TAPPER: Any more plans with the Goya beans? Any more focus on that? We -- we really -- in the middle of a pandemic, it's very important that the president pose for cans -- pose with cans of Goya beans.

COLLINS: Yeah, I mean, it's something that when you talk to White House officials or even campaign officials as they're talking about what's going to happen going forward, Jake, it's something that kind of perplexes them but that is something that the president himself wanted to do. And that's why they spent the time putting those cans of beans in the Oval Office so the president could take that picture and tweet it.

TAPPER: Really an important thing for us to focus on with 137,000 dead Americans.

Kaitlan Collins, thanks so much. Appreciate it.

Coming up, the mayor of Savannah, Georgia, is going to join us. Why he says the governor of his state, quote, does not give a damn about us, unquote.

(COMMERCIAL BREAK)

[16:27:31]

TAPPER: In our national lead today, immediate backlash after Georgia's Republican Governor Brian Kemp banned cities in his state from mandating the wearing of masks in public.

The mayor of Savannah tweeted, quote: It is officially official, Governor Kemp does not give a damn about us. Every man or woman for himself/herself.
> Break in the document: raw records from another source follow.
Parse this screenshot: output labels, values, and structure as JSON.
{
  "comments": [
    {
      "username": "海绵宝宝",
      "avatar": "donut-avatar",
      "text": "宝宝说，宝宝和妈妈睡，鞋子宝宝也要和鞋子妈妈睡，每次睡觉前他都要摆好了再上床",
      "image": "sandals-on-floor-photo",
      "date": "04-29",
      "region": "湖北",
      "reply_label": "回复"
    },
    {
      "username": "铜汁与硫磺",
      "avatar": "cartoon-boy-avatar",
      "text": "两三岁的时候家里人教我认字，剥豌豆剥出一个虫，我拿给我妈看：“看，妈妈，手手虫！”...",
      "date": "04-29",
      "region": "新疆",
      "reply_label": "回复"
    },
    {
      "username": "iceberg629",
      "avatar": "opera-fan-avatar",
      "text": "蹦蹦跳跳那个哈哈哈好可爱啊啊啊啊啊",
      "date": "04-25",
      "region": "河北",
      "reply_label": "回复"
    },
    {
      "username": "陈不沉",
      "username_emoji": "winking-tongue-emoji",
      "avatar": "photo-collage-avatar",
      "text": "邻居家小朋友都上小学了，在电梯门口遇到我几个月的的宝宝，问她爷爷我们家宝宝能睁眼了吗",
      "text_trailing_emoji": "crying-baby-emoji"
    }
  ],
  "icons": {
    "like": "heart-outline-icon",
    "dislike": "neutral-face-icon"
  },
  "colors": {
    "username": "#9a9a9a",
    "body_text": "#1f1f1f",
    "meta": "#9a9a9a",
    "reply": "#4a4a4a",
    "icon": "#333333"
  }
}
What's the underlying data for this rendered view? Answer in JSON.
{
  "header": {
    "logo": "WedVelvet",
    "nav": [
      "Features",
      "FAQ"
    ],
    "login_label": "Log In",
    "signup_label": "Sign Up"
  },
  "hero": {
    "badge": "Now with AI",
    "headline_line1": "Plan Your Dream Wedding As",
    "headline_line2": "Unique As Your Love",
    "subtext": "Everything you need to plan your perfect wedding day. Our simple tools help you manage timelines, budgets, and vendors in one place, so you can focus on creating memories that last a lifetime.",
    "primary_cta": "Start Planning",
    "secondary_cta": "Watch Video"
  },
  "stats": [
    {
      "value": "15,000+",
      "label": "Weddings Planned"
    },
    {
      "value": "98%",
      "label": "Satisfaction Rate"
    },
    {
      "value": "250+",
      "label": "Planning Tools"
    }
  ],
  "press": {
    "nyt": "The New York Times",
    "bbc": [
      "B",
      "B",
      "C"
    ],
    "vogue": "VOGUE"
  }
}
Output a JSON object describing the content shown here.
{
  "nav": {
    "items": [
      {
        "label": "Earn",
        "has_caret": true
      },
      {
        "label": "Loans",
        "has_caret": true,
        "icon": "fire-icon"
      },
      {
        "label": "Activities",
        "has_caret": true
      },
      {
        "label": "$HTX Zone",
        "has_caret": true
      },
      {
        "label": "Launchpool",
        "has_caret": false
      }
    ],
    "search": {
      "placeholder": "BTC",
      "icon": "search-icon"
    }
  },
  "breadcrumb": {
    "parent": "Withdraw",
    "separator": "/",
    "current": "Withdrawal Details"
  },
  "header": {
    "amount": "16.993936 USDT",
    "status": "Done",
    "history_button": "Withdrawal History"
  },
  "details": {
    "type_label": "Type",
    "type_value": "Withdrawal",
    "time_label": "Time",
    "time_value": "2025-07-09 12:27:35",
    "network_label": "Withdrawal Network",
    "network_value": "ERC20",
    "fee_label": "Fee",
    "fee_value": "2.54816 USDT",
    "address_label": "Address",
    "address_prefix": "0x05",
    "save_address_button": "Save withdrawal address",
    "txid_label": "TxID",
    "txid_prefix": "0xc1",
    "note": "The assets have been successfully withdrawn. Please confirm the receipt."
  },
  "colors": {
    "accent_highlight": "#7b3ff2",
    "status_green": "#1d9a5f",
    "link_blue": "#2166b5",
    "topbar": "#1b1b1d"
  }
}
Ignore the science and survive the best you can, unquote.

Governor Kemp characteristically declined our invitation to complain why he is keeping mayor in the state from taking this action to try to save the lives of their citizens.

But that Savannah mayor, Van Johnson, joins me now live.

We should point out, Savannah is in Chatham County which just reported the highest number of coronavirus hospitalizations since this pandemic began.

Mayor Johnson, thanks -- thanks for joining us.

Beyond that tweet, what was your reaction when you heard the decision from Governor Kemp?

MAYOR VAN JOHNSON (D) SAVANNAH, GEORGIA: I was furious. I was absolutely at a loss for words, because here we are fighting to get in front of the coronavirus. We're doing the best that we can, day in and day out, and gets increasing odds. And then not only are we fighting coronavirus on one hand, it appears as if we're fighting our state on the other hand.

It made absolutely no sense to me that in a time where our corporate giants are mandating masks, where the state of Alabama is mandating masks, where the state of Florida, about 120 miles south of us is the hot spot of the nation, that our governor would not only do an emergency order, but specifically stop cities across the state of Georgia from doing what we can to be able to protect our folks. It just didn't make sense to me.

TAPPER: So, the mayor of Athens, Clark County, says he's going to try to fight this order from the government in court, presumably, will you join him? Will you try to fight it?

JOHNSON: Oh, our order still stands. We're going to do what we can to protect Savannahians. This is a fight for our lives, Jake. This is a fight for our businesses. This is a fight for our future. This is too important, and all of the sides says that wearing masks slow the spread of COVID-19.

We're going to do all we can to make sure that we protect our citizens. This is what this is all about. It has nothing to do with politics. I mean, it's about protecting our folks.

TAPPER: Yeah, the governor is encouraging people to wear masks. He's just not allowing you to mandate it. Has he explained it at all?

I mean, why shouldn't you be allowed to do what 36 states have done, including Alabama, mandating masks in public, so as to protect people?

JOHNSON: From guidance that was given by the CDC, which is located in Atlanta, Georgia.

The reality of it for us, Jake, is that, you know, it makes perfectly good sense. On July 1st, Savannah was the first city in Georgia to mandate masks.

[16:30:00]